But how does one help others to understand this? To penetrate the rhetoric of choice and highlight our human capacity for violence and self-delusion are not enough. To transform our culture into one which respects and defends human life, it is necessary to speak of a deeper and a greater truth: All human life is sacred. God is its author. We do not own it.
This is why we are called to be a people of life, people who respect and actively promote life. Each of us has gifts to bring to this challenge. Each of us has a responsibility to help bring about a culture of life. No one is exempt. Our particular responsibilities flow from our state in life and from our personal gifts and talents. Bishops, for example, are called to teach and to encourage their brother priests and seminarians to hand on the Gospel of Life in its entirety. Catechists, teachers and theologians are asked to teach persuasively on behalf of unborn children and their mothers because this is where today's struggle is most costly in human lives. Parents face the challenge of raising their children to welcome new life as a gift from God, to respect those who are advanced in years, and to comfort the sick and the lonely. Political leaders have a responsibility to make courageous choices in support of life, especially through legislative measures that protect those who are mortally threatened—children not yet born and those who are very old or very sick, and those who, like Danny, wear their imperfections on the outside.
All of us have a responsibility to participate in the social and political life of our nation to ensure that laws do not violate the right to life, and that they protect and promote life itself and the common good.

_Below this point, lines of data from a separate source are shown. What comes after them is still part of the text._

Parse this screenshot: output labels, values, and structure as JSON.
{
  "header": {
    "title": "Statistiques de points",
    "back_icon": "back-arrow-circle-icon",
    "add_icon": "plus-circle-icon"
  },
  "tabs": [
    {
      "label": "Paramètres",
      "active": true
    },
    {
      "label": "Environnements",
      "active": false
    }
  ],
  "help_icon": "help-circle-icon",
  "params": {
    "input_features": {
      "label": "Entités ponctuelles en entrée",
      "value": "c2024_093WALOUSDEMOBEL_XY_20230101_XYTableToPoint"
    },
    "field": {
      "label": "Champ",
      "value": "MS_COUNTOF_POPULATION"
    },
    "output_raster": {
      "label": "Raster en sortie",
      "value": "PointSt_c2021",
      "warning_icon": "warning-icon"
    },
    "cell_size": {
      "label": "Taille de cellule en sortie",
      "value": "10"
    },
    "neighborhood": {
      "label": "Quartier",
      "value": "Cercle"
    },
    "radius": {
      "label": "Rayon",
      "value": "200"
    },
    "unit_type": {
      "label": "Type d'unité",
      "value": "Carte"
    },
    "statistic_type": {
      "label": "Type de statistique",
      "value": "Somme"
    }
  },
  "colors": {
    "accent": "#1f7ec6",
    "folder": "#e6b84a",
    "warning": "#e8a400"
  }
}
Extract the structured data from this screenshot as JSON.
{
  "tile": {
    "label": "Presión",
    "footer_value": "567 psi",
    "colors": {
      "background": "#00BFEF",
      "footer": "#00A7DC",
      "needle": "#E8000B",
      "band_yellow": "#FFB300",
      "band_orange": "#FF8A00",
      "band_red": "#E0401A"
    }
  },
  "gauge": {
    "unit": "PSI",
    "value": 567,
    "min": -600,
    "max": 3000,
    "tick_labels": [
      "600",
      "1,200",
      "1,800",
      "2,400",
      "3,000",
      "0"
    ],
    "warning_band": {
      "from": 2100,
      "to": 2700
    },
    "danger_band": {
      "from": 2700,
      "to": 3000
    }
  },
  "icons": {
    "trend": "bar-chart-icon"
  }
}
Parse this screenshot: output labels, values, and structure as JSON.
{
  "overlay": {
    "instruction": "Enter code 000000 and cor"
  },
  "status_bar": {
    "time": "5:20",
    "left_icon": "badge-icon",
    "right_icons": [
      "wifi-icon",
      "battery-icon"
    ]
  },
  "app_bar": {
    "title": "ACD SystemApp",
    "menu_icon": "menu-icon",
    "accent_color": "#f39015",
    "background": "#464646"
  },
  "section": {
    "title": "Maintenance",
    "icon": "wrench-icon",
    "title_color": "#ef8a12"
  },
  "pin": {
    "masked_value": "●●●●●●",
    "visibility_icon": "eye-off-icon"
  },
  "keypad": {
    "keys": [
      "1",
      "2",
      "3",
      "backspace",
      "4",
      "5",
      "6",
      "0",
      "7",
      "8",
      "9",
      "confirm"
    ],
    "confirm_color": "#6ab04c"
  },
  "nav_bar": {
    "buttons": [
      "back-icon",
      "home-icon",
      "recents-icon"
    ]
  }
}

We can ignore the truth about human life, and our obligation to protect, nurture and sustain it, but not without cost. Not because an angry God will hurt us for rejecting his teaching, but because we will hurt ourselves by becoming alienated from God's light and love. The culture in which we live is an ecology. If we pump waste into the air we breathe or the water we drink, we become ill. We poison the root system that sustains us all. If we reject the value and dignity of human life, we build our culture on a lie, and its structures cannot endure.
We can build a culture of life in the Third Millennium. But it will not simply happen. We have to live out the commitment to do so. To transform society, we are called to live and celebrate the Gospel of Life in our daily lives, lives marked by self-giving love for others. "Thus," says Pope John Paul II, "may the 'people of life' constantly grow in number and may a new culture of love and solidarity develop for the true good of the whole human society."5
Most Rev. Charles J. Chaput, OFM Cap., Archbishop of the Archdiocese of Denver, serves on the NCCB Committee for Pro-Life Activities.
- The Gospel of Life (Evangelium Vitae — "EV"), 101.
- EV, 75.
- EV, 58.
- EV, 57.
- EV, 101.